**Assignment**
Determine how many lines of the data include the word "description", and write only that number.

Task data section start

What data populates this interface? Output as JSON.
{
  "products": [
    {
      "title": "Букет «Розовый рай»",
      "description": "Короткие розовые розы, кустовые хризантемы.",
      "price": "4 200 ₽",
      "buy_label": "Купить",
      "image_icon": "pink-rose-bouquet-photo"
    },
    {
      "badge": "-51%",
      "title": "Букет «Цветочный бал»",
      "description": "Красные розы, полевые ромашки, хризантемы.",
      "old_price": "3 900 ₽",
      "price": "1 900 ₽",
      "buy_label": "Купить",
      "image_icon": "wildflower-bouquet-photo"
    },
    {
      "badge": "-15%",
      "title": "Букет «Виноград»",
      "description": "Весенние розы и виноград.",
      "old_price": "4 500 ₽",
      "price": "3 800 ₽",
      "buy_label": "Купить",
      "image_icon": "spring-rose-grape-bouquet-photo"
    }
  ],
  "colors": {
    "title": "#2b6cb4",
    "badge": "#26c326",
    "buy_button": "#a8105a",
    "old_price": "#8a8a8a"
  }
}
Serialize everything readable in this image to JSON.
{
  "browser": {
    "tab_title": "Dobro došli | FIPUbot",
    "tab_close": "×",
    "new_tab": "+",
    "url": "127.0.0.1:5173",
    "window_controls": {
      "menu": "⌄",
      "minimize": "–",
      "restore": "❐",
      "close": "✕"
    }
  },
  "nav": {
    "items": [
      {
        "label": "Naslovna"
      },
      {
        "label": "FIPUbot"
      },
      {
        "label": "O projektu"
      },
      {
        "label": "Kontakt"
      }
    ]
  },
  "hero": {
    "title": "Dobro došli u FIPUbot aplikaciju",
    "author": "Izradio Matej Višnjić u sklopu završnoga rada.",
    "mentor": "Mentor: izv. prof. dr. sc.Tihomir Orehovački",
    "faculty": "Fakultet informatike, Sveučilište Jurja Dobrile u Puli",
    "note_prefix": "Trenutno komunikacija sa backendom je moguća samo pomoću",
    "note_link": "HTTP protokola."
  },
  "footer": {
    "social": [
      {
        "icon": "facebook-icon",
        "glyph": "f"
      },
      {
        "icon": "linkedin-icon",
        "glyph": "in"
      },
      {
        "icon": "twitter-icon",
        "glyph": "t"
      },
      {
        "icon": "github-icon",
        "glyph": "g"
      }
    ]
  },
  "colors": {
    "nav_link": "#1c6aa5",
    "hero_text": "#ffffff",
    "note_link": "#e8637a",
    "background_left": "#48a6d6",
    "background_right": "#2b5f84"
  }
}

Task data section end

**Answer to this problem**
3